The Pseudonym on the Internet: Identity Creation and Space of Freedom
Marcienne Martin
Pages: 80-83
New Technologies of Information and Communication (TIC) are located out of time and out of space. Indeed, the permanent connectivity of people through digital interfaces (binary type) is at the origin of the implementation of completely new paradigms. Anonymity and privacy are two phenomena that oppose one another with respect to both the social practices and their concepts involved; they have a huge impact on the organizational structure of the various civil societies in the world. In addition, if the digital society is rooted in civil society, it does not duplicate. Moreover, on Internet users identify themselves by creating their pseudonymous and by the use of pseudonyms in a relationship without any hierarchy, while in civil society nomination is subject to the law.

The Charrette Design Model Provides a Means to Promote Collaborative Design in Higher Education
Webber Steven B.
Pages: 84-91
Higher education is typically compartmentalized by field and expertise level leading to a lack of collaboration across disciplines and reduced interaction among students of the same discipline that possess varying levels of expertise. The divisions between disciplines and expertise levels can be perforated through the use of a concentrated, short-term design problem called a charrette. The charrette is commonly used in architecture and interior design, and applications in other disciplines are possible. The use of the charrette in an educational context provides design students the opportunity to collaborate in teams where members have varying levels of expertise and consult with experts in allied disciplines in preparation for a profession that will expect the same.

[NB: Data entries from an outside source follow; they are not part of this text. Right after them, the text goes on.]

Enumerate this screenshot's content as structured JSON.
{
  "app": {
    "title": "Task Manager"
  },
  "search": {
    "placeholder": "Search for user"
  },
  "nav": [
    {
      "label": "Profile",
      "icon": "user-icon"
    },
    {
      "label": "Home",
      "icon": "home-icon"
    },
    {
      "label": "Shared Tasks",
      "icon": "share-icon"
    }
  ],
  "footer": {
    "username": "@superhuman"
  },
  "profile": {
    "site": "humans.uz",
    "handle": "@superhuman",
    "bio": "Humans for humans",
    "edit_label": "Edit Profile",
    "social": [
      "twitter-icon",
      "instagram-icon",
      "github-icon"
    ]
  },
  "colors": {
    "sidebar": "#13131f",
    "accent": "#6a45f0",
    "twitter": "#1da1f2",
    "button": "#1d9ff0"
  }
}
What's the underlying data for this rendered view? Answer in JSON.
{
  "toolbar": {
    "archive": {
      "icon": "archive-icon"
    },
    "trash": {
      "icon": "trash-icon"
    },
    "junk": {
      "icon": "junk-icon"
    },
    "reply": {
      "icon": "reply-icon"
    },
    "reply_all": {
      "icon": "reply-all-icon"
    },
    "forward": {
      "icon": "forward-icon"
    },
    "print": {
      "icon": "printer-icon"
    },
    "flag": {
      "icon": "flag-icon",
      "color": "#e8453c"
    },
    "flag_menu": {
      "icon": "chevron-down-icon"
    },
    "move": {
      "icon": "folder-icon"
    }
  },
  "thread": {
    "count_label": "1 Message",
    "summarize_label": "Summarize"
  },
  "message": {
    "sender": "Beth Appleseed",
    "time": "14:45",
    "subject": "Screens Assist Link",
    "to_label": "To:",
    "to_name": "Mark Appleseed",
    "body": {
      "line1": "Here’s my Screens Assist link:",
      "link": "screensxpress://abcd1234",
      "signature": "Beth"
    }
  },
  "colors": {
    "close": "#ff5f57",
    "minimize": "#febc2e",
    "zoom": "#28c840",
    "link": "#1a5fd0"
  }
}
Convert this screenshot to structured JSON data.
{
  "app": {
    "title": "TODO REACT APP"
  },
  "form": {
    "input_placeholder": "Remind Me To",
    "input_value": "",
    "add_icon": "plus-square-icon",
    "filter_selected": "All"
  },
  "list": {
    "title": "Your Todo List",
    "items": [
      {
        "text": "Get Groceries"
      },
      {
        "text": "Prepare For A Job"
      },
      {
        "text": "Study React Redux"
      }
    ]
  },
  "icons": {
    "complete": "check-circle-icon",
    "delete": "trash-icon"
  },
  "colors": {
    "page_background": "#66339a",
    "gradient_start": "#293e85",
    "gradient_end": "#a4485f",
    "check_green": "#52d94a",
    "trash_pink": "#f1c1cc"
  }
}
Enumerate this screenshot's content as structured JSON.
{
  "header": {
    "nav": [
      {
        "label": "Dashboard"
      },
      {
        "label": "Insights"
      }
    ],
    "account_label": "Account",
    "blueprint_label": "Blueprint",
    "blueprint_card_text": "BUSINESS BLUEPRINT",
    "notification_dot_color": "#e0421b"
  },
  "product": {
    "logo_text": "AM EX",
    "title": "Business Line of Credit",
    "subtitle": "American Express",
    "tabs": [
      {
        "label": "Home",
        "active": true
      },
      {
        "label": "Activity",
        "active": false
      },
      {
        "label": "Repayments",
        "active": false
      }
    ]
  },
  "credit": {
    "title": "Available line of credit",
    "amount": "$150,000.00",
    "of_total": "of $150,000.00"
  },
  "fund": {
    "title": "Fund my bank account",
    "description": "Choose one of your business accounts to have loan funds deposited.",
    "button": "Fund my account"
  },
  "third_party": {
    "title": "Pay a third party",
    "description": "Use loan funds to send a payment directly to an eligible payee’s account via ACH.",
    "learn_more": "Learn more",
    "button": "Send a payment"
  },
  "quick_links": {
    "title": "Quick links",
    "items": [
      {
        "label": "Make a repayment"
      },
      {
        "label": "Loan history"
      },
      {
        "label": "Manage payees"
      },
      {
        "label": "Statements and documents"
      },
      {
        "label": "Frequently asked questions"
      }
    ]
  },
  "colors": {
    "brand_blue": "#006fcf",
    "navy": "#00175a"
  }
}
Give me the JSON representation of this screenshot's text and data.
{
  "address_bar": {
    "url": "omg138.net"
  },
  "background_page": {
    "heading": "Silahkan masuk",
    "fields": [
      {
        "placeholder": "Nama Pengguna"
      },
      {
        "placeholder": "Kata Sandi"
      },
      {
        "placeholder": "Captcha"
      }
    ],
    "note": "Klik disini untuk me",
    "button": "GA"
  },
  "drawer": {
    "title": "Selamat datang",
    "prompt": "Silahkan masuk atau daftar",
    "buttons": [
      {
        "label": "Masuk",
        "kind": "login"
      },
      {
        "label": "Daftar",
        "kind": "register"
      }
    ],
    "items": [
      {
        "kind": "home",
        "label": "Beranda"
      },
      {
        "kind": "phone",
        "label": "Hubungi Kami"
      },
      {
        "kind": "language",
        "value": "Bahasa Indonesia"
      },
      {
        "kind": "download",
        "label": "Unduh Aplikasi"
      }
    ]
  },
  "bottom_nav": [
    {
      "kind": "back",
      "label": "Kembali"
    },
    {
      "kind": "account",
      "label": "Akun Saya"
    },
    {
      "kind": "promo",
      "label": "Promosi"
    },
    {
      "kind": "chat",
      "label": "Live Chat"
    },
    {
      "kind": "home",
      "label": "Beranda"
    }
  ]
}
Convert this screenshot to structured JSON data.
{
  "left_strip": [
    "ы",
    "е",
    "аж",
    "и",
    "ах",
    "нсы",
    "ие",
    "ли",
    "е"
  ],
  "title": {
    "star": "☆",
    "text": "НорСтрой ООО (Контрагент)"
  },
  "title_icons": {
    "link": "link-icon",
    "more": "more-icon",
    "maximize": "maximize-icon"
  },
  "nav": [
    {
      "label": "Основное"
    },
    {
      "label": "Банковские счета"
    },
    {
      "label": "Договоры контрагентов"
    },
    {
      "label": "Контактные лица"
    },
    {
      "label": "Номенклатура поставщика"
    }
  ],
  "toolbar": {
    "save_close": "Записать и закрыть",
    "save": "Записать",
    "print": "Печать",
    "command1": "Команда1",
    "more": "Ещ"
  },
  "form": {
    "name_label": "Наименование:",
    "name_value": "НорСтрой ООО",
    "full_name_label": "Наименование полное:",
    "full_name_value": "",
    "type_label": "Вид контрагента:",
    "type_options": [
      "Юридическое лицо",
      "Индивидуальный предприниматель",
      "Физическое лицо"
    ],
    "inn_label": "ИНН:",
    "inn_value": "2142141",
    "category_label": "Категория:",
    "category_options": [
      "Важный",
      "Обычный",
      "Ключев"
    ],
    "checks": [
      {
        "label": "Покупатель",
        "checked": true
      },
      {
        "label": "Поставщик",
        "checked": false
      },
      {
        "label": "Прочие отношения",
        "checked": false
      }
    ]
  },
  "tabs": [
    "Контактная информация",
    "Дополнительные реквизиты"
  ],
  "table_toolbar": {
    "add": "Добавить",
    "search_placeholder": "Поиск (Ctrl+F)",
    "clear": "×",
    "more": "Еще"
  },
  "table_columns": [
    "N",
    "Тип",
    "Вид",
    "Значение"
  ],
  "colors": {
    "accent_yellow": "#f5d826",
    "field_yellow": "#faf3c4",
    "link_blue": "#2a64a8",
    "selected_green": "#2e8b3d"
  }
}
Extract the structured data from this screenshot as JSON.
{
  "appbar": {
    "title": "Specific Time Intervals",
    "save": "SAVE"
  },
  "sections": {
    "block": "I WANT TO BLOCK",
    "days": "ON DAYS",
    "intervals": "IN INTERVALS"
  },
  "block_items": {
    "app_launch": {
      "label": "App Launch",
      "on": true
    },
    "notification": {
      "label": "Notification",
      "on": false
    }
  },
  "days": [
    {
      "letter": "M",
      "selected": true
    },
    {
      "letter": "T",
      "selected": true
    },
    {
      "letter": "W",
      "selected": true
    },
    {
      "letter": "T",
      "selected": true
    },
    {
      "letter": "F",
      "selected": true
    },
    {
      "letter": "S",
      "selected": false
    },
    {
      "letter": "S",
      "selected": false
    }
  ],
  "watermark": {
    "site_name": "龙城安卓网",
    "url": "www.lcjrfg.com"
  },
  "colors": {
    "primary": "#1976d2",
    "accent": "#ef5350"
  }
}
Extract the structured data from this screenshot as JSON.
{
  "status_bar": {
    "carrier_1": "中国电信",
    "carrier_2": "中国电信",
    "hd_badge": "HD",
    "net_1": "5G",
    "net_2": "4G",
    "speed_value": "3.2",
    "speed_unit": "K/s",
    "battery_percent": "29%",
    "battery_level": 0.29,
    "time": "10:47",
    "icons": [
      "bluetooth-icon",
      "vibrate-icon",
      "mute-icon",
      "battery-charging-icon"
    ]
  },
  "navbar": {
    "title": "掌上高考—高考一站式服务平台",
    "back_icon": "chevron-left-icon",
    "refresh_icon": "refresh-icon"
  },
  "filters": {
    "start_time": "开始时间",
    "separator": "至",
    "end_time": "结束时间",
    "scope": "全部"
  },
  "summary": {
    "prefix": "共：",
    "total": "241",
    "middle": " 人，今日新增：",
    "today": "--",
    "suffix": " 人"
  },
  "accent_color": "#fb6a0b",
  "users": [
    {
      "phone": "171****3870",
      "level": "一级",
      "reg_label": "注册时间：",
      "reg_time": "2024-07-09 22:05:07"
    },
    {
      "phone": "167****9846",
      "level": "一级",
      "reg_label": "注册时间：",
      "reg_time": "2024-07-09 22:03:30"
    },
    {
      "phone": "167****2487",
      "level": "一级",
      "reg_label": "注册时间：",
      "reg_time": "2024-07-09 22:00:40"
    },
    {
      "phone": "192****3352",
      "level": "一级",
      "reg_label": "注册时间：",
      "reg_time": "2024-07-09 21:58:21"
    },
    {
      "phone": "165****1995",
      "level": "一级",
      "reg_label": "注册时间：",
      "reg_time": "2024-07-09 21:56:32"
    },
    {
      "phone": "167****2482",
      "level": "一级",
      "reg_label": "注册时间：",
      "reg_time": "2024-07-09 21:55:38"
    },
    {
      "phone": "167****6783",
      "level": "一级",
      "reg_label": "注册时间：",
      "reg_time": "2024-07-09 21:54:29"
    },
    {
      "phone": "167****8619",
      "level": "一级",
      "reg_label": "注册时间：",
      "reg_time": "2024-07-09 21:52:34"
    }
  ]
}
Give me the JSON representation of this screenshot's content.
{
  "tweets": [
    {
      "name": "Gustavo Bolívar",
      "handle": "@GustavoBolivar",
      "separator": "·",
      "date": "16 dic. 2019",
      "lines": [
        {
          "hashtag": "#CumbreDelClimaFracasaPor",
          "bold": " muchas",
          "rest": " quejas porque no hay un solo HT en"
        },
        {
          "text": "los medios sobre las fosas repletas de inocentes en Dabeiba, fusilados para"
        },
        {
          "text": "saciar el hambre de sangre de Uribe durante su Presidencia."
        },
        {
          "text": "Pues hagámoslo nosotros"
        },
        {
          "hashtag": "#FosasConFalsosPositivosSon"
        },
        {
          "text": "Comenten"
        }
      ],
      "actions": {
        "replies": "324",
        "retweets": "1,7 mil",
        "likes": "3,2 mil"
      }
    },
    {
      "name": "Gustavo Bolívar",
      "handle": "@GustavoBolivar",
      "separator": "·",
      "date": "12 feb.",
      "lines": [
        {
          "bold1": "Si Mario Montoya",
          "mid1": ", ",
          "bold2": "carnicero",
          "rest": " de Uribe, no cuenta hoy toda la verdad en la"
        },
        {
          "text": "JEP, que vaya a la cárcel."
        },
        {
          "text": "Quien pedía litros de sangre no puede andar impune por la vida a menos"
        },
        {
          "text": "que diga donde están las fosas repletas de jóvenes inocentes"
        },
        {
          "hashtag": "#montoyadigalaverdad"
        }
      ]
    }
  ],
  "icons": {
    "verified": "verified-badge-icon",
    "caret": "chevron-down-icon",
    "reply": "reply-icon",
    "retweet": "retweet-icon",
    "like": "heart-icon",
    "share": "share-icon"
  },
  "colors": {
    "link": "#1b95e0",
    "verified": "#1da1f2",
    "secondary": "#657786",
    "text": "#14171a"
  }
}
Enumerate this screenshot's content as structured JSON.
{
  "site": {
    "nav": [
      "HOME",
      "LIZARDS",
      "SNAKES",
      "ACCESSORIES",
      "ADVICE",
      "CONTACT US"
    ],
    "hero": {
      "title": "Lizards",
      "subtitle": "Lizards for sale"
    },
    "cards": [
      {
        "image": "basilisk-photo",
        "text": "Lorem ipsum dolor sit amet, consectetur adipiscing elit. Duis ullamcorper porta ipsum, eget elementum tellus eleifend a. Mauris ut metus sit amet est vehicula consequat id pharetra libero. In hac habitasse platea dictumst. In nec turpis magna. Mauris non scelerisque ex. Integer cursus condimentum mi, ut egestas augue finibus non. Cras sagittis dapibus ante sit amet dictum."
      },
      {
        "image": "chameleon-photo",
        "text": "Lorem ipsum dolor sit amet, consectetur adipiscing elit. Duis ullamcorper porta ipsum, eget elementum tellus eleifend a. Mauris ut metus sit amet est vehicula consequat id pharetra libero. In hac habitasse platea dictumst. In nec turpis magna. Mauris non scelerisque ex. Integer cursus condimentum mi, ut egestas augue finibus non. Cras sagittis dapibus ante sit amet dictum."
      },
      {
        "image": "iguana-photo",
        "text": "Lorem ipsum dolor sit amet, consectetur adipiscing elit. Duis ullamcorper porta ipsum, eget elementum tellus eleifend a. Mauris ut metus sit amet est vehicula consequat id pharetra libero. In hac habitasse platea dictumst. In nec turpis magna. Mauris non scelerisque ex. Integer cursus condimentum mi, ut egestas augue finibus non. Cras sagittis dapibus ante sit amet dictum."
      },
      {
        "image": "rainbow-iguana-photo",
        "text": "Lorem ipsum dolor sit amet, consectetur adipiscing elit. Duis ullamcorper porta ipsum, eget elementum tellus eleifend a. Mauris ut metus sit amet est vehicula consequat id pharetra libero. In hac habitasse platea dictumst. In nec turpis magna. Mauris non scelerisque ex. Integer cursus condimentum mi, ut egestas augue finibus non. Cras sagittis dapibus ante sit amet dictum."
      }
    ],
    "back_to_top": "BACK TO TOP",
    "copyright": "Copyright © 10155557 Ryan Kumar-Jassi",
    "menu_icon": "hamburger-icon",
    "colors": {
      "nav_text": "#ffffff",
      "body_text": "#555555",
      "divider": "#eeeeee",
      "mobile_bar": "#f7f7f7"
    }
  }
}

In the context of a competitive charrette, this study examines the effectiveness of forming teams of design students that possess a diversity of expertise. This study also looks at the effectiveness of integrating input from professional experts in design-allied disciplines (urban planning, architecture, mechanical and electrical engineering) and a design-scenario-specific discipline (medicine) into the students’ design process. Using a chi-square test of goodness-of-fit, it is possible to determine student preferences in terms of the team configurations as well as their preferences on the experts.

In this charrette context, the students indicated that the cross-expertise student team make-up had a positive effect for both the more experienced students and the less experienced students. Overall, the students placed high value on the input from experts in design-allied fields for the charrette. They also perceived a preference of input from external experts that had an immediate and practical implication to their design process. This article will also show student work examples as additional evidence of the successful cross-expertise collaboration among the design students and evidence of the integration of information from the experts into the design results.